It seems like forever ago, but it really wasn’t until April 2009 that Apple began offering iTunes downloads free from the shackles of DRM. Prior to that, downloaded songs were only playable on iPods, effectively tying consumers who used iTunes for music downloads to Apple hardware. This understandably irritated some consumers who wanted to enjoy the iTunes Music Store yet who preferred MP3 players that didn’t come from Cupertino.
This irritation was not alleviated by the fact that Apple was only able to secure the right to sell music downloads if it shrouded songs in DRM. Nor was this irritation lessened by a work-around wherein users could burn downloaded songs to a CD and rip them back DRM-free. And, of course, this irritation was only exacerbated by the fact that Apple’s DRM, called FairPlay, also prevented Apple’s lineup of iPods from playing songs purchased from competing online music stores.
So in 2005, Thomas Slattery filed a lawsuit in a California District Court alleging that Apple was in violation of antitrust laws. Slattery’s complaint read in part, “Apple has turned an open and interactive standard into an artifice that prevents consumers from using the portable hard drive digital music player of their choice.”
Now, six years later, US Magistrate Judge Howard R. Lloyd has given the the prosecution the go-ahead to conduct a limited deposition of Apple CEO Steve Jobs. Slattery’s attorneys sought to widen the scope of their deposition to include questions pertaining to Apple’s refusal to license their proprietary FairPlay technology, but Lloyd deemed it to broad. Instead, Jobs’ deposition cannot exceed two hours and must be limited to an October 2004 software update to FairPlay that rendered music files downloaded from RealNetworks inoperable on the iPod.
While deposing CEOs as prominent as Steve Jobs is rare (see below), Lloyd explained that “Jobs has unique, non-repetitive, firsthand knowledge about the issues at the center of the dispute over RealNetworks software.” The Plaintiffs in particular point to an AP article which states that RealNetworks’ CEO contacted Jobs in 2004 to ask about licensing FairPlay, only to be rebuffed by Jobs.
A number of similar antitrust lawsuits regarding iTunes DRM have been levied against Apple over the past few years, though most of those claims have since been dropped. The remaining active claims, of which Slattery’s lawsuit is a part of, have since been merged into one under the title, “The Apple iPod iTunes Antitrust Litigation.”
Jobs was originally supposed to be deposed in late 2010, but that was delayed presumably due to issues surrounding Jobs’ health. Jobs of course announced he was taking a leave of absence from Apple to tend to undisclosed medical issues. Apple, for what it’s worth, filed a number of motions seeking to prevent any deposition of Jobs at all, but came up short in that particular legal battle.
Legally, the Plaintiffs in this case can only depose Jobs if they can prove that he possesses information that is not available from other sources. Apple maintains that Jobs does not have “unique or superior” knowledge with respect to any relevant issue.

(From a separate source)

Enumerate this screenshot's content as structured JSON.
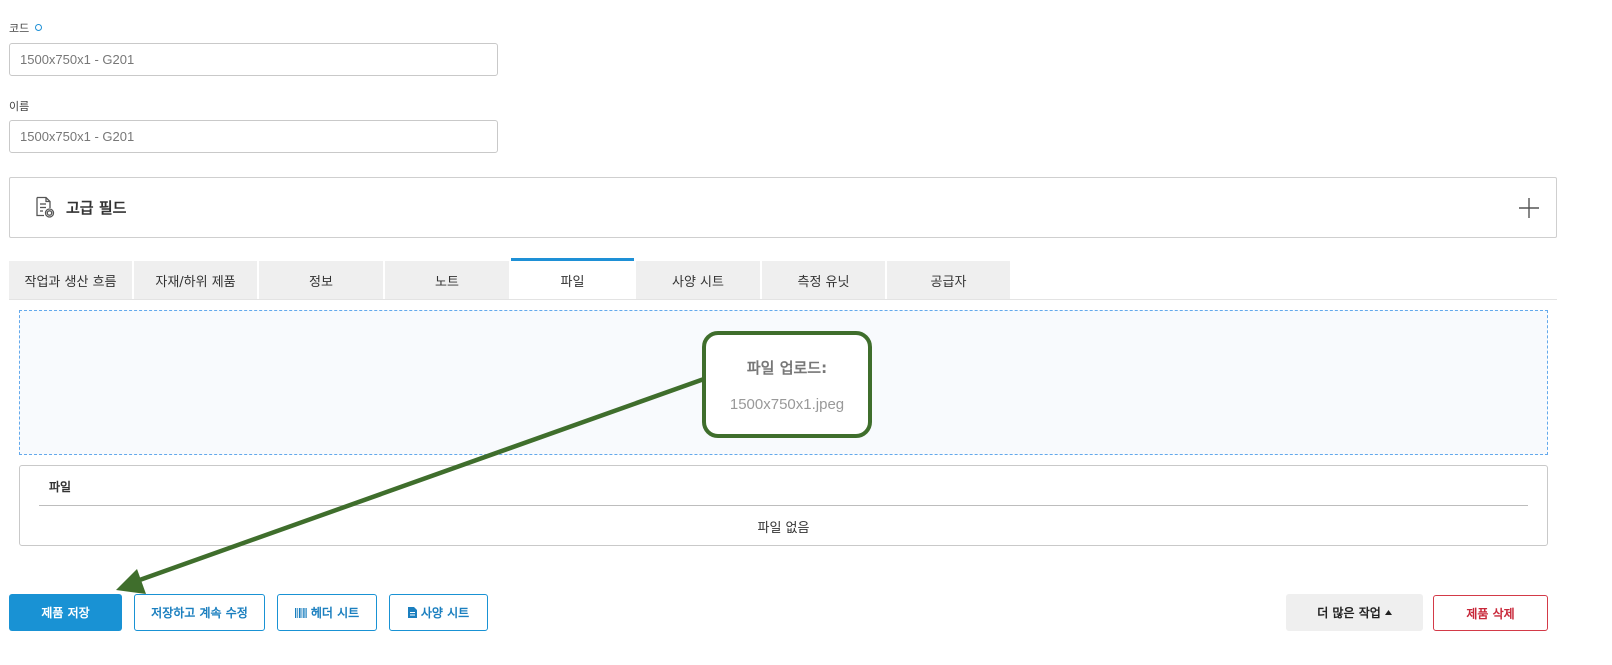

In a memo filed on January 18, 2011, Apple’s legal team wrote:
Unable to show that the testimony of Apple’s other witnesses was inadequate, Plaintiffs sifted through the more than one million pages of documents Apple produced in discovery and could point to only a small handful of documents – two articles by PC World and the Associated Press, five emails, and an essay entitled “Thoughts on Music” by Mr. Jobs – as putative support for their theory that Mr. Jobs “was likely the architect of the exclusionary policies that are at issue.” A review of these documents reveals that Plaintiffs have mischaracterized Mr. Jobs’ involvement in any relevant conduct. Plaintiffs inability to identify any meaningful evidence after six years of litigation rebuts their sweeping characterizations of Mr. Jobs as “central” to this case.
So again, it’s not that Apple is disputing that Jobs was aware of the dynamics behind Apple’s FairPlay strategy, it’s asserting that Plaintiffs can just as easily derive the information they’re looking for from other Apple executives. Jobs, Apple argues, should therefore be exempt. Indeed, the law provides legal protection for high-ranking corporate executives in such scenarios with what is known as the Apex deposition doctrine. The impetus behind the Apex doctrine was to prevent opposing parties from conducting aggressive and perhaps uncomfortable depositions as a means to “extort settlement, and to elicit testimony from a high-ranking officer which is not particularly relevant to the matters at issue.”
Apple also maintains that its refusal to license FairPlay to RealNetworks is not relevant to Plaintiffs original claims of anti-trust behavior. The Court, however, disagrees and for reasons that might become more clear as this case moves forwards, maintains that Jobs possesses unique knowledge about Apple’s DRM strategy and its reluctance to license its proprietary DRM technology.